    • Mike says:

      Hi Joan – doing good! You are right – it is top secret. I’m afraid that what you are looking for is beyond the reach of mere translating software. Which name are you looking for? Mike.

  • Debbie Morrill says:

    My family names are Burke and Flanagan. What can you tell me about their Irish names and anything about them?

  • Lisa Leavitt says:

    My third Great Grandmother, Catherine Hetherington died in Scotland and I just assumed she was born in Scotland. Imagine my surprise when I found out she was born in Ras, Donegal, Ireland. To me her name sounds English. Is Hetherington a name you find in Ireland?

    • Mike says:

      Hi Lisa, Hetherington is an English name but has been in Ireland since the 1500s. It is mostly found in Tyrone – just south-east of Donegal. Mike.

  • Jill Jeffery says:

    My relatives were Jeffreys. Sounds English, but they were Presbyterian, so I am wondering about Scottish roots. Any ideas? Thanks!!

  • Sharon says:

    My father’s father was born in County Tyrone – Dunnagon, parish of Killyman – his name was Robert McElroy Cross. His father’s name was Archibald Cross. I believe his father’s name was Samuel Cross and his father’s name was William Cross.

    I would like to go back further and find out where the Crosses may have come from originally. They identified as Methodist as well as Church of Ireland by religion.

    I saw a few Crosses on the Muster rolls of 1630, but wonder when they may have appeared in Ireland.

    I noted that there were also Crosses in Cork. Would they be related or would they be another group?

  • tina says:

    My family has the same issue twice! My grandmother mom’s side is Lakey and Davis my father’s side is Dixon and Spaulding….I can’t figure out who was where!

  • Mike says:

    Hi Mike

    My grandfather has half siblings with the surname Howard which you mentioned in your article above. These are RC from near Cashel, Co Tipp. I had presumed this was a “English” name, maybe from before Henry VIII’s time. Any suggestions on the origin?

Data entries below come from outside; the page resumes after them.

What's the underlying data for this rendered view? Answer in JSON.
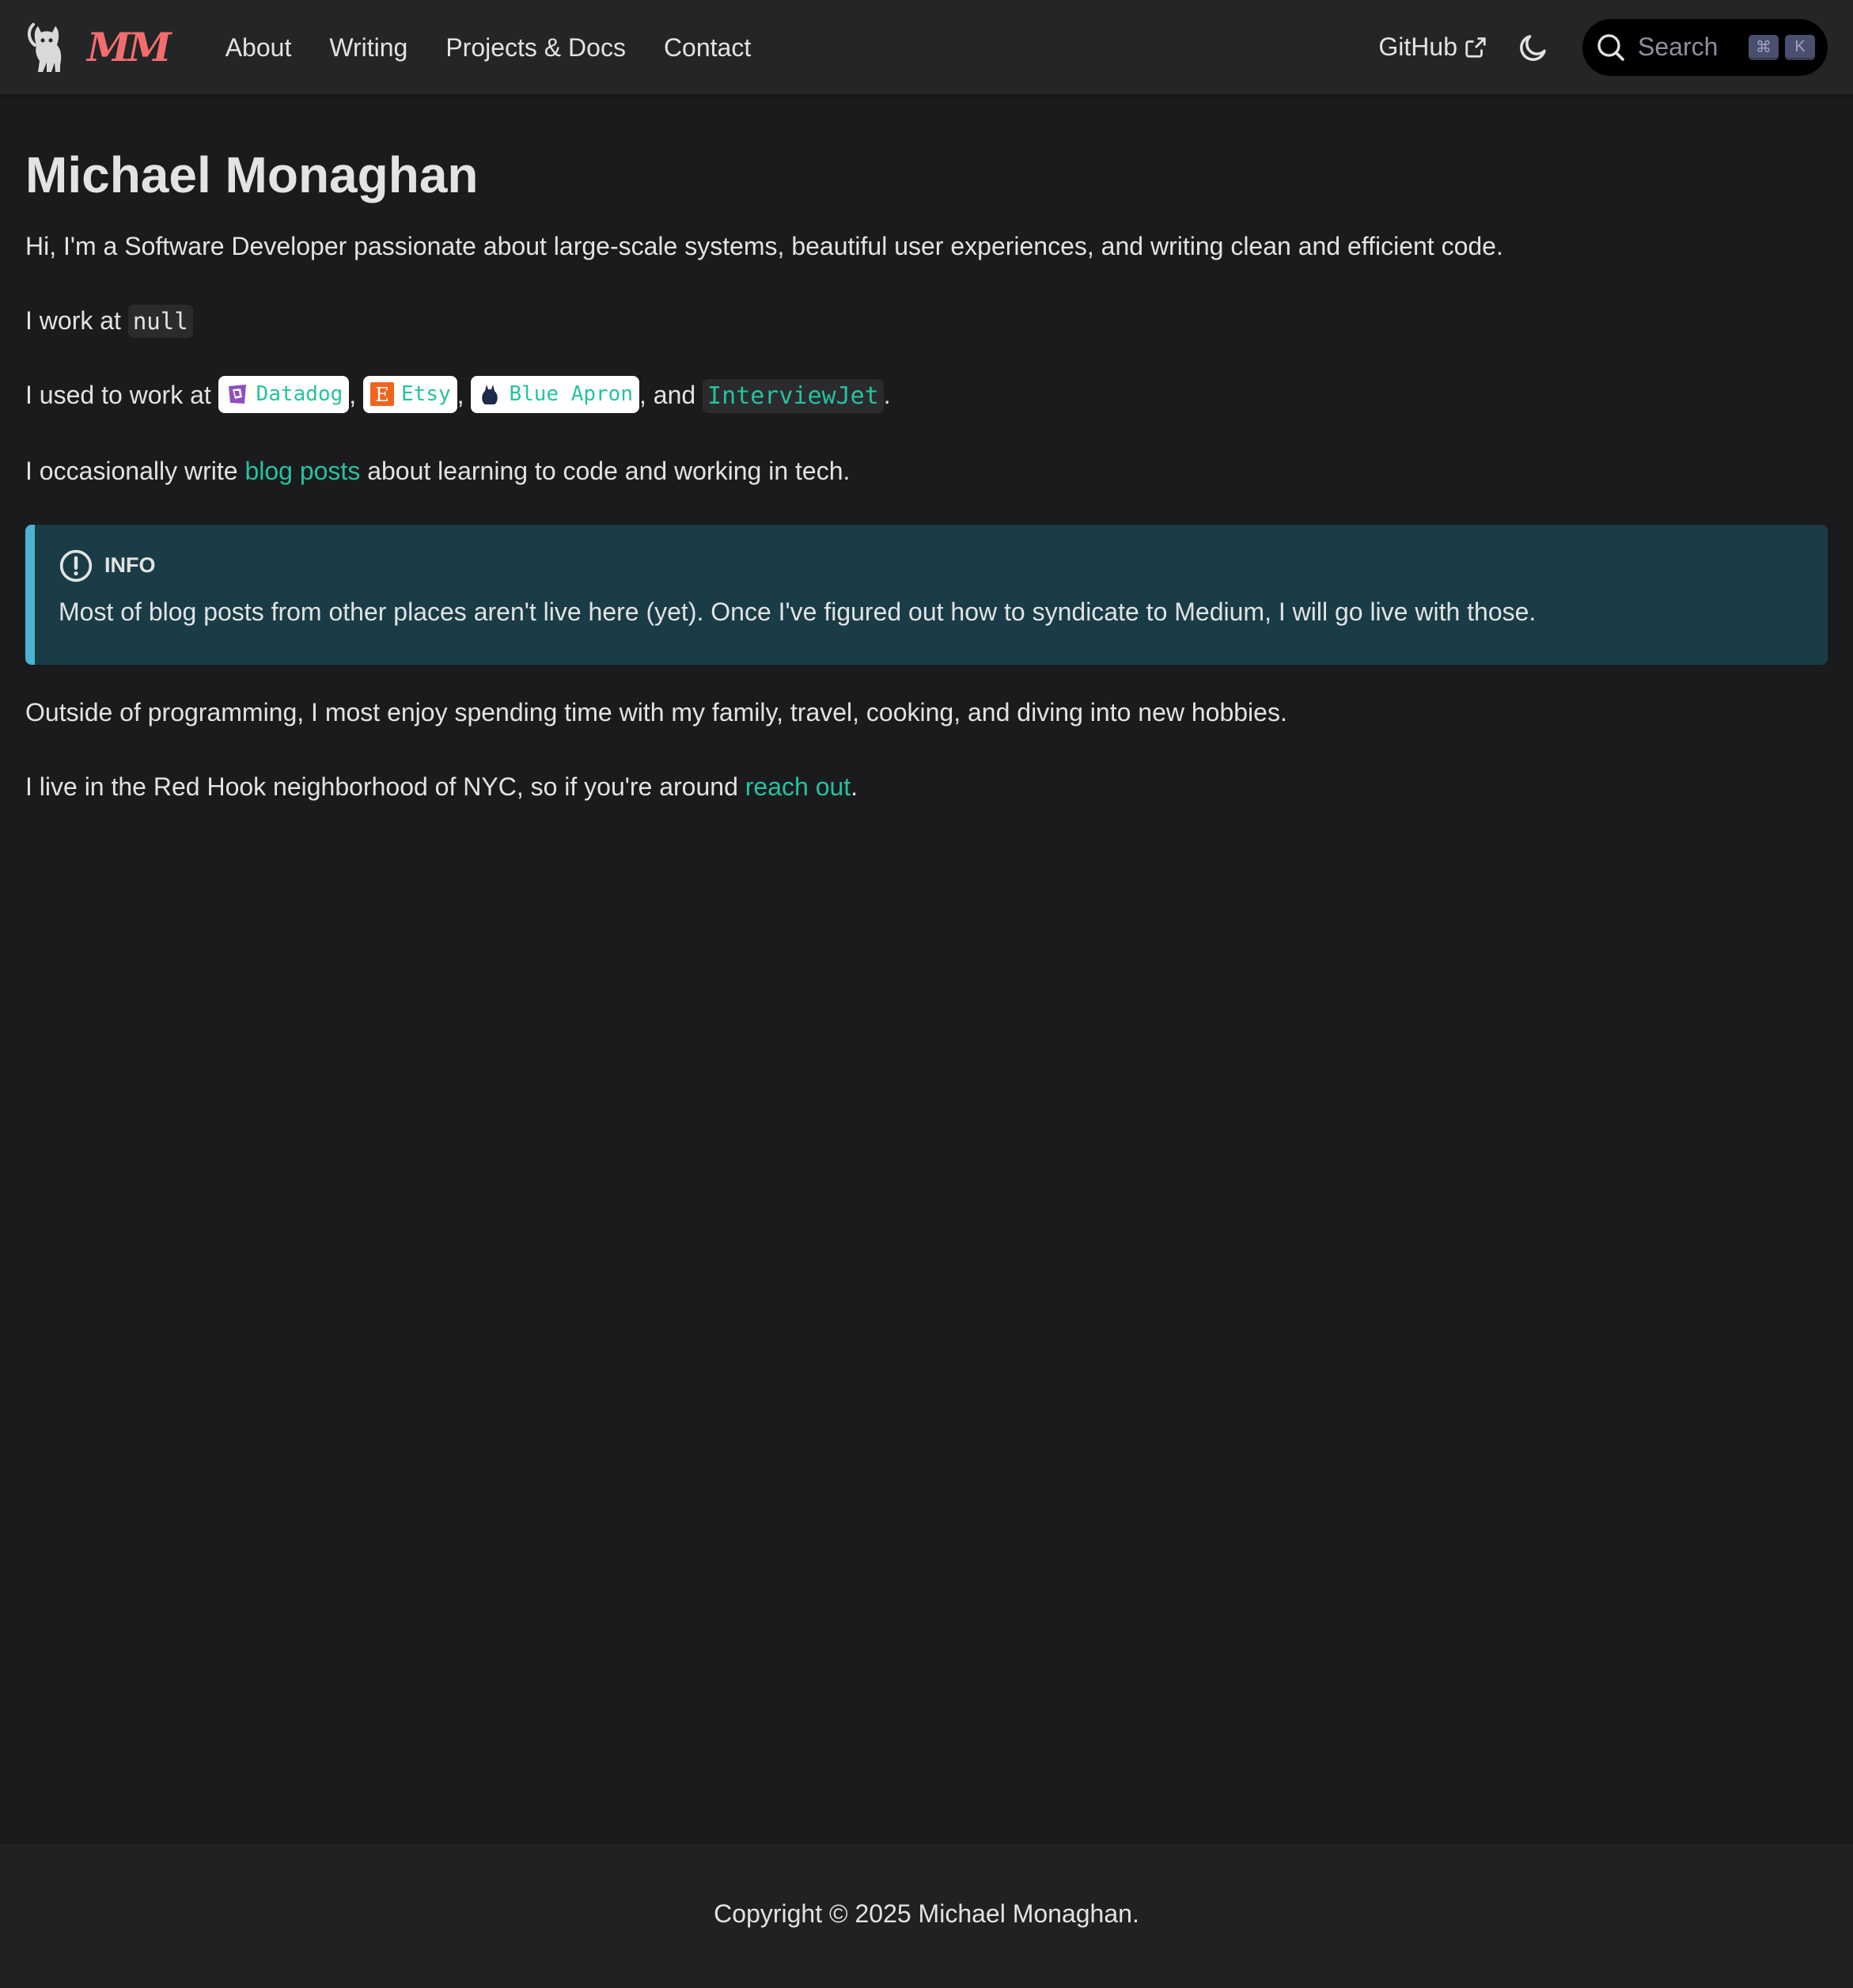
{
  "navbar": {
    "brand_monogram": "MM",
    "links": [
      "About",
      "Writing",
      "Projects & Docs",
      "Contact"
    ],
    "github_label": "GitHub",
    "search_placeholder": "Search",
    "search_keys": [
      "⌘",
      "K"
    ]
  },
  "main": {
    "title": "Michael Monaghan",
    "intro": "Hi, I'm a Software Developer passionate about large-scale systems, beautiful user experiences, and writing clean and efficient code.",
    "work_prefix": "I work at ",
    "work_current": "null",
    "past_prefix": "I used to work at ",
    "past_companies": [
      "Datadog",
      "Etsy",
      "Blue Apron",
      "InterviewJet"
    ],
    "sep_comma": ",",
    "sep_and": ", and ",
    "past_suffix": ".",
    "write_prefix": "I occasionally write ",
    "write_link": "blog posts",
    "write_suffix": " about learning to code and working in tech.",
    "info": {
      "title": "INFO",
      "body": "Most of blog posts from other places aren't live here (yet). Once I've figured out how to syndicate to Medium, I will go live with those."
    },
    "hobbies": "Outside of programming, I most enjoy spending time with my family, travel, cooking, and diving into new hobbies.",
    "location_prefix": "I live in the Red Hook neighborhood of NYC, so if you're around ",
    "location_link": "reach out",
    "location_suffix": "."
  },
  "footer": {
    "copyright": "Copyright © 2025 Michael Monaghan."
  },
  "colors": {
    "background": "#1b1b1d",
    "navbar": "#242526",
    "link": "#25c2a0",
    "brand": "#f26d6d",
    "info_bg": "#193c47",
    "info_border": "#4cb3d4"
  },
  "icons": {
    "brand": "cat-logo-icon",
    "github_external": "external-link-icon",
    "theme": "moon-icon",
    "search": "search-icon",
    "info": "exclamation-circle-icon"
  }
}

    Also my ggg-grandfather was a Hall. He was probably born before 1800 since my gg-grandmother, his daughter, was baptized in in the RC Parish of Cashel in 1819. Any suggestions on the origins of this name which also sounds “English” to me. Any suggestions on the origin?

  • Mary Murphy says:

    I traced my grandmothers maiden name Larkin to 1795 England. On my recent trip to Ireland, I noticed the name at a cemetery in Dublin. Is this originally Irish or English?

  • Peter Ó hÁdhmaill says:

    Ó hÁdhmaill on wikipedia: https://en.wikipedia.org/wiki/%C3%93_h%C3%81dhmaill

  • Sophia says:

    My family names are Massey and Garrett, which I have been told are “Anglo-Irish” or Norman in origin. Is it therefore likely that my ancestors were part of the Norman Conquest, and that they migrated from England?

  • Josh baird says:

    My last name is baird which is scottish but my heritage is irish catholic . my grandparents were born in kerry and roscommon. I’m guessing someone way down the line was scottish but I’m wondering where the name came from. I also have kelliher’s and kane’s I’m my backround

  • Patricia says:

    I enjoyed your comments about the Hamill name–which belonged to my mother. Her grandfather came from Ireland — John P. Hamill. May have owned a pub somewhere in County Tyrone or thereabouts. I wonder if your readers would have heard of him.
    Patricia Brady, Massachusetts, USA

  • Mary Claire says:

    I think my great grandfather Frank (Francis) Williams was born in Grenard, county Longford in the 1850s before emigrating to Chicago.

  • Tiffany says:

    I was told my surnane Howe was irish but it said its of old english Anglo saxon. What does that mean

  • John says:

    Does any source track what percentage of modern Irish derive from British ancestry?
    I am aware of the transliteration of Irish names to British, but what percentage are simply British invader descended?

  • Susan Pittsley says:

    Do you have any more information on the surinamer Reynolds

  • Joseph Sullivan says:

    Great-Great Grandmother Eliza Barker was born in Dublin in 1820. She was a Baptist. Any info about when the Barkers came to Ireland?


    Well our family name was originally HAMROGUE . Any idea what the original Irish version would be? In the United States it became Pemrick and others used Ambrose.